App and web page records
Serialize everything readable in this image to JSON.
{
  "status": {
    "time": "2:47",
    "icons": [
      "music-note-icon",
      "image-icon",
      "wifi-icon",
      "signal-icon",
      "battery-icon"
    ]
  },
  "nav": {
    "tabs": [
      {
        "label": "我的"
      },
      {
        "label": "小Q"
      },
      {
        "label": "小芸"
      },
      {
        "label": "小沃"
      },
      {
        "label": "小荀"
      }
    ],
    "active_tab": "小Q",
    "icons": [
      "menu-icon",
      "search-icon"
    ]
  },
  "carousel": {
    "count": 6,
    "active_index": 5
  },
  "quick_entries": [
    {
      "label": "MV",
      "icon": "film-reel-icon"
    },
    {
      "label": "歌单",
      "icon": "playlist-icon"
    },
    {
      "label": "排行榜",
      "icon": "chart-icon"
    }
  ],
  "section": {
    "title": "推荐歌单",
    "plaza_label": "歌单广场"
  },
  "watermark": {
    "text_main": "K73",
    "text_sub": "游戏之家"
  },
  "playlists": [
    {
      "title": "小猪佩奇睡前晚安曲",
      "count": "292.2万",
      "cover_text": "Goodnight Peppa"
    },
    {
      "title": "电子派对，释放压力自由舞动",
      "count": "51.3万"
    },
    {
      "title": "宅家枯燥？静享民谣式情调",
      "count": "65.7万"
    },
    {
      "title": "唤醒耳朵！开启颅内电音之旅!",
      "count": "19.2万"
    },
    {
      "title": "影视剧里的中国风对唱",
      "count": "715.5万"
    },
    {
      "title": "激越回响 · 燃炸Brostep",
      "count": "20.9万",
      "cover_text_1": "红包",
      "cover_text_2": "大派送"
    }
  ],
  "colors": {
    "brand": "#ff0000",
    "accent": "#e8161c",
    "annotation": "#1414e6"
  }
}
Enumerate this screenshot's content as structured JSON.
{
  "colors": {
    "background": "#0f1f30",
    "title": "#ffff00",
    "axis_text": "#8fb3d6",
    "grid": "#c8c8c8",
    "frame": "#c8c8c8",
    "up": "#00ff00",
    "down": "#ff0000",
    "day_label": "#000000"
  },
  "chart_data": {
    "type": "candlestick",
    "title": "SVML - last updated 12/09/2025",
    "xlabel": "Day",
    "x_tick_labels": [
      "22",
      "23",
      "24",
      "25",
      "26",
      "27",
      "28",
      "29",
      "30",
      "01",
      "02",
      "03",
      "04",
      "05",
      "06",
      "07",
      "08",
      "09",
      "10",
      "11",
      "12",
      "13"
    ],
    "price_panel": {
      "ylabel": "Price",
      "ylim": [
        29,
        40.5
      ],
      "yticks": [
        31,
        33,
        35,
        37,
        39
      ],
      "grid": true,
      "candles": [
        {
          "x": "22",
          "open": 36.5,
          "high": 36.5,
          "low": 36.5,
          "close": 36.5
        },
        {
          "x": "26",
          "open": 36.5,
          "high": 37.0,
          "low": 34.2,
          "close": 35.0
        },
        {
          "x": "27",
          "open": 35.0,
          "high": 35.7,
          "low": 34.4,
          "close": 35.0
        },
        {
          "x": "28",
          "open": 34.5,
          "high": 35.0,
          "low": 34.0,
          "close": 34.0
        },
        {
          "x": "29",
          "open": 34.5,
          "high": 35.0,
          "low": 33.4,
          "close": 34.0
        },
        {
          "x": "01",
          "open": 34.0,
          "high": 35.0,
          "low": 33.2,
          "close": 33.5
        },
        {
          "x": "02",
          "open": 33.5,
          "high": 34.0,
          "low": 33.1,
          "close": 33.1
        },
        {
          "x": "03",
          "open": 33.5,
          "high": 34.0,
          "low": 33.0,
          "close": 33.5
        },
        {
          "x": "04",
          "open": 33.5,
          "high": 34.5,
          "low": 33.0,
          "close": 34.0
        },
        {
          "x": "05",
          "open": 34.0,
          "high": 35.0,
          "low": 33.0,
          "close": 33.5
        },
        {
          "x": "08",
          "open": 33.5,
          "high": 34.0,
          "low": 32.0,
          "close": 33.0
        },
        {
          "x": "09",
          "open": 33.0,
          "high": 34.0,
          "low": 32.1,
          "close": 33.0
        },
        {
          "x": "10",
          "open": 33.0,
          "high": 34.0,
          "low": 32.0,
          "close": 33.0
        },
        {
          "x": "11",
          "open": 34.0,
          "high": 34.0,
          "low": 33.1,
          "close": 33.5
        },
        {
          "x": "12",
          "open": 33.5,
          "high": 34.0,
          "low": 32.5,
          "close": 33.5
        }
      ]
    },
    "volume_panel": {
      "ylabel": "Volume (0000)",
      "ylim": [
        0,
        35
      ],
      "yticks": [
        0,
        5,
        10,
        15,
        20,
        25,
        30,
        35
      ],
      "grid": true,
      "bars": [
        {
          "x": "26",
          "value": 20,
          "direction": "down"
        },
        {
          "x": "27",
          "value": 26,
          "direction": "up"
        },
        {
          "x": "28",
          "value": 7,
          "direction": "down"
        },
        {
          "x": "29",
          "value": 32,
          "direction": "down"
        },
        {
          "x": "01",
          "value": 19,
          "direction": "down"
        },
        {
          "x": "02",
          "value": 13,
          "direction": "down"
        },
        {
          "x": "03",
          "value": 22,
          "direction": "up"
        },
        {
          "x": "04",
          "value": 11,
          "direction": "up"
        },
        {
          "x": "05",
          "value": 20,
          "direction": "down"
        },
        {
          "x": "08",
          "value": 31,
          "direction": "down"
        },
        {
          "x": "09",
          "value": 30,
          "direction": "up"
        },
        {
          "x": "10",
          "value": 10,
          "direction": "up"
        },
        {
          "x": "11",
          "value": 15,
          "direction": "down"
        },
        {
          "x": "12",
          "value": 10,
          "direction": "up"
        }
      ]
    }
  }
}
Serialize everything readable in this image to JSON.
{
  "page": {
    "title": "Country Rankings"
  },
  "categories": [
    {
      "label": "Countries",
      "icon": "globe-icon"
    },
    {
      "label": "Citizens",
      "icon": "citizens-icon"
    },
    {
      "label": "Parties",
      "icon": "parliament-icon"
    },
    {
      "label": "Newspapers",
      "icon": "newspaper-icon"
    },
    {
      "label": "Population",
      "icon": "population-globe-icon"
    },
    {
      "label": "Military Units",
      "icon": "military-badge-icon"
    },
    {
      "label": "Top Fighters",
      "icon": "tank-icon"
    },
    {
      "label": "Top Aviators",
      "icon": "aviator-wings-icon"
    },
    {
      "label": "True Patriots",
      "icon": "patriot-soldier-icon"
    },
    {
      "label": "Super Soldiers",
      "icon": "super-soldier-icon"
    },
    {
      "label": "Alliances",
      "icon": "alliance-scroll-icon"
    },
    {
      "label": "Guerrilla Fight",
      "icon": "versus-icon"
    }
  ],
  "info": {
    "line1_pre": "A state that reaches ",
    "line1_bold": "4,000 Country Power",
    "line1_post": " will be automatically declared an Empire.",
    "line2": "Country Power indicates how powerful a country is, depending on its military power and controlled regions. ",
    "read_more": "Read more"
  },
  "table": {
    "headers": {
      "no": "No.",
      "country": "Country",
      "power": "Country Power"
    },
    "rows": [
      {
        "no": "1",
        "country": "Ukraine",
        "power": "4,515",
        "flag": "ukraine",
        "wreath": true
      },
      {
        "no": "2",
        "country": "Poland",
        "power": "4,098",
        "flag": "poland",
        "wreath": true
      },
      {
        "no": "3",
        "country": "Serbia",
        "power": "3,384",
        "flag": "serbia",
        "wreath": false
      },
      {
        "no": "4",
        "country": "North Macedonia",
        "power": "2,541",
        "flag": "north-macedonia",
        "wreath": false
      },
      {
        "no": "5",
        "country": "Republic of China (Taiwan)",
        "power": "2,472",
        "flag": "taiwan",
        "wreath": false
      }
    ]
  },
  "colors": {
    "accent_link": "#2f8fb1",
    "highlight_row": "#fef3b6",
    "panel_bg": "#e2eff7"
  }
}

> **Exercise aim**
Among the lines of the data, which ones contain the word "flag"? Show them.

> **Task solution**
        "flag": "ukraine",
        "flag": "poland",
        "flag": "serbia",
        "flag": "north-macedonia",
        "flag": "taiwan",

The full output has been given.